Do These Doctors Hurt Hospital Patient Care?

Doctor Holding Clipboard, Medical Malpractice Lawyer St. Louis MO

If you are admitted to a hospital for serious medical treatment, the doctor who knows you best may never see you.  Chances are your hospital care will be directed by a relatively new type of doctor called a hospitalist.

What are hospitalists, and do they endanger patient care in hospitals?

What is a Hospitalist?

It’s been estimated that today there are 50,000 hospitalists, making them the largest specialty group of internal medicine physicians.  Their rise began about 20 years ago. Rather than focus on one type of medical condition, hospitalists are trained in how hospitals in general provide care.  They know the ins-and-outs of their facility.  They are usually employees of a hospital.

Proponents claim hospitalists can shorten hospital stays and limit the cost of treatment.  But as their role in hospital hierarchy has grown, so too have the concerns over their effect on patient care.

Hospitalists are less familiar with patients’ medical history, emotional state and other pertinent personal challenges than primary care physicians.  This lack of insight can prove detrimental.

The workloads on hospitalists may be dangerous.  Their professional role requires them to see a great number of patients, which can harmfully reduce the amount of time they can spend with those in need of care.

Concerns for Hospital Patient Safety

A 2013 survey of hospitalists revealed their patient safety concerns with their heavy workloads, which included:

·         Delayed hospital admissions

·         Lack of time to fully discuss treatment options with patients and their families

·         Worsened overall quality of care

The dependence on hospitalists can lead to communication errors between physicians that cause serious medical errors.  A lack of communication between the hospitalist and a patient’s primary care physician can result in medication mistakes, for example.  Without input from the primary care physician, a hospitalist may administer a drug that is actually harmful to a patient.

This lack of communication between hospitalist and primary care physician can also lead to harm following a patient’s discharge from the hospital.  Needed follow-up visits may not be scheduled, or in-home care instructions may not be feasible, depending on a patient’s circumstance.

Hospitalists are typically well-trained.
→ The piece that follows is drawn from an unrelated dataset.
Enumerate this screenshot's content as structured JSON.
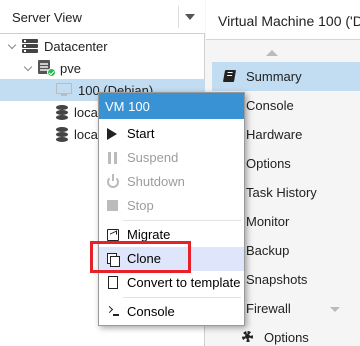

However, the structured system of care in today’s hospitals, which relies so heavily on one doctor, can often lead to negligent behavior and avoidable medical mistakes.

If you or a family member was a victim of a catastrophic medical error while in a hospital, an experienced medical malpractice attorney can investigate to determine who is responsible and hold them accountable.

The choice of a lawyer is an important decision that should not be based solely on advertising.

Authored by Gray, Ritter & Graham, P.C., posted in Blog July 13, 2017